These Pharisees though, they thought they found life in the Law, and they were going to do whatever it took to slay their own people with this “life”.  And with that misuse of the Law, which claims to impart life to the sinner instead of death, they were able to do only three things… steal men’s hearts from God, sacrifice the people, and destroy them.

Lately brother Hugh Barton has been doing studies on Wednesdays that contrast the Law of the Letter with the Law of Grace.  He’s been pointing out the biblical truth that there is indeed life, but it is not found in the Law.

We, every person, need to remember that the Law holds no promise for us as sinners.  It is good, and serves as a tutor to show us our need for forgiveness and our need for righteousness.  But it cannot impart those things upon the transgressor, nor does it ever claim to.  We can never be good enough.

Do not believe the lie.  A man cannot work his way to heaven.  Salvation by works was the lie that the Pharisees pushed, but God called them thieves for it.  “Salvation by works” is a lie that ONLY steals, sacrifices and destroys…

Don’t believe the lie…

But know that there is hope…

There is a Good Shepherd, who lays down His life for His sheep…

There is Christ!

Where is Jesus? – John 9

God is at work in our world.  People are touched by Him in more ways than they can really understand.  Sometimes it’s hard to tell just how a thing came about.  Other times there is no question.  But knowing “who did what” isn’t the focus, rather its a signpost telling us where to go.  It is the thing that directs us while we are lost.  But we remain lost if we do not venture beyond the signpost.

The focus is coming to the Worker of all good things.  Our destination IS Him.

For the man born blind, whom John tells us about in his ninth chapter, there was no question Who worked the miracle.  It was the Man they call Jesus who opened his eyes.  The signpost was like writing in the sky, everyone knew who was responsible.

But one could not say that the man had truly found Jesus.  They could only that say that he was touched by Jesus. 

That healing touch of love did mighty things for the man’s soul.  He gave the man an opportunity to see, and I’m not talking about with his eyes.

When the Pharisees harassed him about the healing, the man told them it was Jesus who did it.  They continued to press the matter, twisting the truth into all sorts of distortions.   But in response to their lies the healed man said “One thing I do know, I was blind but now I see!”

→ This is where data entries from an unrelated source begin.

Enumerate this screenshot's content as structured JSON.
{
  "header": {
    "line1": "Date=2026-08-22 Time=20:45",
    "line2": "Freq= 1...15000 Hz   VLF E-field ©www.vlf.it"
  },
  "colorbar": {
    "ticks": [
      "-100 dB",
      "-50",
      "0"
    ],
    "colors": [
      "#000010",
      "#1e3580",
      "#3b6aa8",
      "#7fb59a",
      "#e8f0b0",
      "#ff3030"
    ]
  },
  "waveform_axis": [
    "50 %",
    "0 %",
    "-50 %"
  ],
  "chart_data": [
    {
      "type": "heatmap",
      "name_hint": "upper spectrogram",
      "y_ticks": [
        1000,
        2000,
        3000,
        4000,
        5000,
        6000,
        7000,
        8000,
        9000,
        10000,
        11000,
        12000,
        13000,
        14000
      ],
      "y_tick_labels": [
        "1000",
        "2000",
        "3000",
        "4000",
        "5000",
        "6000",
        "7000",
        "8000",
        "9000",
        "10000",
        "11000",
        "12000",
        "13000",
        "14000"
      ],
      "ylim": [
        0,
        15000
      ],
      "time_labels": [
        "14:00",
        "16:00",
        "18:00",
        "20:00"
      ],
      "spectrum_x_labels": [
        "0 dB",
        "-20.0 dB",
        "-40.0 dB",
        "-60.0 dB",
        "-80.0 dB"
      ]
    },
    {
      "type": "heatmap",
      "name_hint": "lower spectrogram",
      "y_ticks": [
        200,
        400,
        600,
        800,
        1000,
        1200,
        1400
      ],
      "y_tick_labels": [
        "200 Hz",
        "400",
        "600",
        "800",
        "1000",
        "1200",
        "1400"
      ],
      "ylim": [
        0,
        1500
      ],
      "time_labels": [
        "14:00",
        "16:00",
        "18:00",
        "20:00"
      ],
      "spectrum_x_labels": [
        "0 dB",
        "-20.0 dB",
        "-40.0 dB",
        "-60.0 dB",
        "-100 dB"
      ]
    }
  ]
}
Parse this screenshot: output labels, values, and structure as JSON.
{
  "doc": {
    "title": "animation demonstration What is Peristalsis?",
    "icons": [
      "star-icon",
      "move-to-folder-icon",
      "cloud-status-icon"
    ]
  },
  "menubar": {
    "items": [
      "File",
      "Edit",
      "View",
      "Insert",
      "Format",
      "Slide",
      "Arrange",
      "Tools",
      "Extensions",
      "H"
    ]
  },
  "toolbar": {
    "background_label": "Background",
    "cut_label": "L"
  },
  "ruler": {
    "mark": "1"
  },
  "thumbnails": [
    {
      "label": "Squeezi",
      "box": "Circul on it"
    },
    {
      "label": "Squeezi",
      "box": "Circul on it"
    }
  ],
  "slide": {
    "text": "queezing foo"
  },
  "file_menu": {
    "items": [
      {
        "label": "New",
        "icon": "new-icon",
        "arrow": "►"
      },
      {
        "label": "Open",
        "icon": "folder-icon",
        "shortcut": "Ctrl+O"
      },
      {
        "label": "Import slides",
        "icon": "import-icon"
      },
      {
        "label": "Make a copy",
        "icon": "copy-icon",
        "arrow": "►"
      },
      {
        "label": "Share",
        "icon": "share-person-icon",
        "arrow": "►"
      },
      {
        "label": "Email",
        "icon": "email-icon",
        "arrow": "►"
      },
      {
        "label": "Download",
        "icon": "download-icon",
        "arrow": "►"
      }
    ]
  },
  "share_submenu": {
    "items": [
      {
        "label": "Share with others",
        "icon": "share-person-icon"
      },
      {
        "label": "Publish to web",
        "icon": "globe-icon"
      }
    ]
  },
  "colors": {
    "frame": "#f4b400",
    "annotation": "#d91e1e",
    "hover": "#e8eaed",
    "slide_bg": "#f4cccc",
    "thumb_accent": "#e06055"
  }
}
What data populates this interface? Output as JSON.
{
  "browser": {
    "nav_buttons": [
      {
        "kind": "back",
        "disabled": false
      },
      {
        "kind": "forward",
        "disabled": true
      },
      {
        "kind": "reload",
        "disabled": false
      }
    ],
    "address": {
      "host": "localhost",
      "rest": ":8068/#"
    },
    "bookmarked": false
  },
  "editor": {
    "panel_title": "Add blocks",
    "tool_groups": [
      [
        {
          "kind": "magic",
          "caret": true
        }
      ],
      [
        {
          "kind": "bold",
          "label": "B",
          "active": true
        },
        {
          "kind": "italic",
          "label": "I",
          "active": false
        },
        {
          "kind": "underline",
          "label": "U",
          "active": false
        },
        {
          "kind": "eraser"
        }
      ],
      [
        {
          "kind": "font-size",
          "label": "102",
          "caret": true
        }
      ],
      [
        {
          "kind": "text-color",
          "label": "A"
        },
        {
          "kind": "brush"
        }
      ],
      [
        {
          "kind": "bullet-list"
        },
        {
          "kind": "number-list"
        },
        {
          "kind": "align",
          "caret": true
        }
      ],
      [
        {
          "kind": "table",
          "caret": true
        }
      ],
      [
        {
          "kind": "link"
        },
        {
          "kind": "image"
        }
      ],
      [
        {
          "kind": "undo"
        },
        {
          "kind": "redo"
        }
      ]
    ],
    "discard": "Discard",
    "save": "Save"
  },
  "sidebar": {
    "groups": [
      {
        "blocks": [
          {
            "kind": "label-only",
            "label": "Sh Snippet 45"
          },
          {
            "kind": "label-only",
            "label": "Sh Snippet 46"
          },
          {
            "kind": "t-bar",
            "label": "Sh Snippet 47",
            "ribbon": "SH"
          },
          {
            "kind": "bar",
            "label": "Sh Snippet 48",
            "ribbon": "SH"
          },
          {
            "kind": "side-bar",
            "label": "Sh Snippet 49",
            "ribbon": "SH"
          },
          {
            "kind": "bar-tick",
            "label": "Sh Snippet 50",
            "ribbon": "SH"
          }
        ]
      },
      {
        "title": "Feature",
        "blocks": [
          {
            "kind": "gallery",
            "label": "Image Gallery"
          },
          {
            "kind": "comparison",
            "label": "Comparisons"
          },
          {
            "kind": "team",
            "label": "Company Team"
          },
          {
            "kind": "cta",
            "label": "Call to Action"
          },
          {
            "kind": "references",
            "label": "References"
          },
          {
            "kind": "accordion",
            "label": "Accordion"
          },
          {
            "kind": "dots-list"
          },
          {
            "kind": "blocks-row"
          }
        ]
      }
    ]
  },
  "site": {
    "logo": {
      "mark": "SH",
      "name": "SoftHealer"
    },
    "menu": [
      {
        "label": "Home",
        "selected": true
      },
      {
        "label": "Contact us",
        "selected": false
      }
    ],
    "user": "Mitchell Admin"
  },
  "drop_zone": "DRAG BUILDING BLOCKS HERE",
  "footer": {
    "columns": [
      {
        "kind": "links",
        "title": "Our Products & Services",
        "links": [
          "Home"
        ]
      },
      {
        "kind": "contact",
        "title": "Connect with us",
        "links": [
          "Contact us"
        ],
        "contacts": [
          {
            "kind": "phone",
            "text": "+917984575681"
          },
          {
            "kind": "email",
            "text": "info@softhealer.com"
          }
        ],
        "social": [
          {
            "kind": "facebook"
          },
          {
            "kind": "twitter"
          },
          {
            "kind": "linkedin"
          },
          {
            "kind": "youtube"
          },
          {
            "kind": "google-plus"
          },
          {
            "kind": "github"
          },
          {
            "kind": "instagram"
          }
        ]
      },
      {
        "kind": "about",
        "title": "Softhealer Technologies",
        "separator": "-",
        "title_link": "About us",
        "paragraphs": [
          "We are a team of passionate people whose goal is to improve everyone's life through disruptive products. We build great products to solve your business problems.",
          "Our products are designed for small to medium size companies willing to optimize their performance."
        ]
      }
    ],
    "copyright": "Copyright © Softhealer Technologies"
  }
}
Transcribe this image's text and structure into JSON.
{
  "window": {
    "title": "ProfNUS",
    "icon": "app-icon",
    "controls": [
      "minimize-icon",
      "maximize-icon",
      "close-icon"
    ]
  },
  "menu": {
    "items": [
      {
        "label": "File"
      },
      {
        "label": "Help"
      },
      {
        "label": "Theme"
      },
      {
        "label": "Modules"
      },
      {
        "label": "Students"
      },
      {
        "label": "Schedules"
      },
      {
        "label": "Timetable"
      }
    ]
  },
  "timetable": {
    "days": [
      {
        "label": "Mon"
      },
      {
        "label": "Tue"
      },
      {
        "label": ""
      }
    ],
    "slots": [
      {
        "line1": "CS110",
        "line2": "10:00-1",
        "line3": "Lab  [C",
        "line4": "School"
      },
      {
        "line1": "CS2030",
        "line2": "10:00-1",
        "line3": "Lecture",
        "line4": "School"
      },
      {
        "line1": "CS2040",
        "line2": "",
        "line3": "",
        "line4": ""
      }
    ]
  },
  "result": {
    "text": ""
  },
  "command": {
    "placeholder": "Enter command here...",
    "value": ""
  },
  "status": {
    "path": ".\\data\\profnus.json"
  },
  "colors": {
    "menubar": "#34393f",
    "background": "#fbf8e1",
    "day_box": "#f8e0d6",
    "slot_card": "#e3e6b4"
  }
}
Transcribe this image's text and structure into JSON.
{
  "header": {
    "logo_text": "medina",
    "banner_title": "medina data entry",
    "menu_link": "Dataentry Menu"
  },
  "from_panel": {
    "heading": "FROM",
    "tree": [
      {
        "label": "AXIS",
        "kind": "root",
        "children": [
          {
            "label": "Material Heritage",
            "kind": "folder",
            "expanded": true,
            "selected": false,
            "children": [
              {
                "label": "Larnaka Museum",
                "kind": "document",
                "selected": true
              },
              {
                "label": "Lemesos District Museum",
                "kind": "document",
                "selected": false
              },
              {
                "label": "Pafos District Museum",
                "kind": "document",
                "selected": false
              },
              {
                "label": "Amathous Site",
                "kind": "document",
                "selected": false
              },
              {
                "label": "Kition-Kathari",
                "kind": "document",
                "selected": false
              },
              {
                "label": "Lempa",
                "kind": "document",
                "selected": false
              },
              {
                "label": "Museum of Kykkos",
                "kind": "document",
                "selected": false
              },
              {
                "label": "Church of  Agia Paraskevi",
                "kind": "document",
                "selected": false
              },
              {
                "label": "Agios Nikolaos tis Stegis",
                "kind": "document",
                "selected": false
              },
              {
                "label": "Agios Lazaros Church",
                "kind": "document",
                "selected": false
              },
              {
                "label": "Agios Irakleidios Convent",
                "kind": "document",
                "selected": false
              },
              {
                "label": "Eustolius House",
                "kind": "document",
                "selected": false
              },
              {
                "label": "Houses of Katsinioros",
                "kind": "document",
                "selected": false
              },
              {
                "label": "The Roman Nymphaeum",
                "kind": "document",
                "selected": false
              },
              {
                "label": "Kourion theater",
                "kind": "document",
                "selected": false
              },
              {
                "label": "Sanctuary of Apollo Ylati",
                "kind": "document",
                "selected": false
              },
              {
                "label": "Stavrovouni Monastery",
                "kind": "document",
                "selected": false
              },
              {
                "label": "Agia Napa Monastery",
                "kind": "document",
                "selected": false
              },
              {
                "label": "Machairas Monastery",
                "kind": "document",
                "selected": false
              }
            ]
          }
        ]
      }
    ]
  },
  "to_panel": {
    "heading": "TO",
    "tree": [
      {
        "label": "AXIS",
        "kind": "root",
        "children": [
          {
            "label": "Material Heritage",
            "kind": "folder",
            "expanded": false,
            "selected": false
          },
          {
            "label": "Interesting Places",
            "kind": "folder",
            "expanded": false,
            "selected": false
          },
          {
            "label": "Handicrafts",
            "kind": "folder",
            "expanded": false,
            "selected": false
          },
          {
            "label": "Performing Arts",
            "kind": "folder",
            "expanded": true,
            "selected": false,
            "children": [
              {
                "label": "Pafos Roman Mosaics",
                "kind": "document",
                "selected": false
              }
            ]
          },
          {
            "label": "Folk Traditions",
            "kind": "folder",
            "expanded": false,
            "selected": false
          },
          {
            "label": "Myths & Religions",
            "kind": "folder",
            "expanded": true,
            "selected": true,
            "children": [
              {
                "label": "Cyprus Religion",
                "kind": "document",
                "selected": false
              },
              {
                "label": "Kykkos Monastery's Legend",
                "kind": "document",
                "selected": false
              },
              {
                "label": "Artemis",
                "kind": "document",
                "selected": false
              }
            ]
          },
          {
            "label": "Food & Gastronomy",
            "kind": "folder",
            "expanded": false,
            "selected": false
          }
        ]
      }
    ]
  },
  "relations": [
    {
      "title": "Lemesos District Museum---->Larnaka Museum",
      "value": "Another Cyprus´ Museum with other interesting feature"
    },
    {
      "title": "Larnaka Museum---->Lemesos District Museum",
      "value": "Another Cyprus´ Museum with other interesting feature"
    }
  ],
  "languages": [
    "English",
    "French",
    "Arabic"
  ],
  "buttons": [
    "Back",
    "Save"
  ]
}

He may not have realized it, but the work of Christ in his life made him able to see the wickedness of the Pharisees.  He did not receive a miraculous gift of discernment, but he did have a clearer vision because of the one miracle worked upon his natural eyes.  The more he talked with the Pharisees on the matter, the clearer it became to him.  Theses guys had an agenda, and the truth would not sway them from their goal.

He didn’t know who Jesus was, but he saw that Jesus was from God.  Unfortunately today many of those who find themselves in a similar situation remain as they are.  They don’t seek the One to whom the signposts point.  They stand at the signposts and called it being saved, but they are still lost. 

And they are not able to truly show people who Jesus is.  Even if the right words come out of their mouths, they are only able to give lip service to Him…

Having been thrown out by the Pharisees, the healed man went on his way.  Then Jesus found the man and made it clear to him who He really was… the Son of Man, Lord, the Giver and Taker of sight, the Judge, the Gate, the Good Shepherd.

It is a great thing when God works in the lives of men.  But that work may only be the signpost, directing people towards Him.  If a person doesn’t follow that signpost and come to God on God’s terms, they may find themselves in the position of the Pharisees who were with Jesus when He healed the blind man.  They asked Him “What?  Are we blind too?”

Jesus responded “If you were blind, you would not be guilty of sin; but now that you claim you can see, your guilt remains.”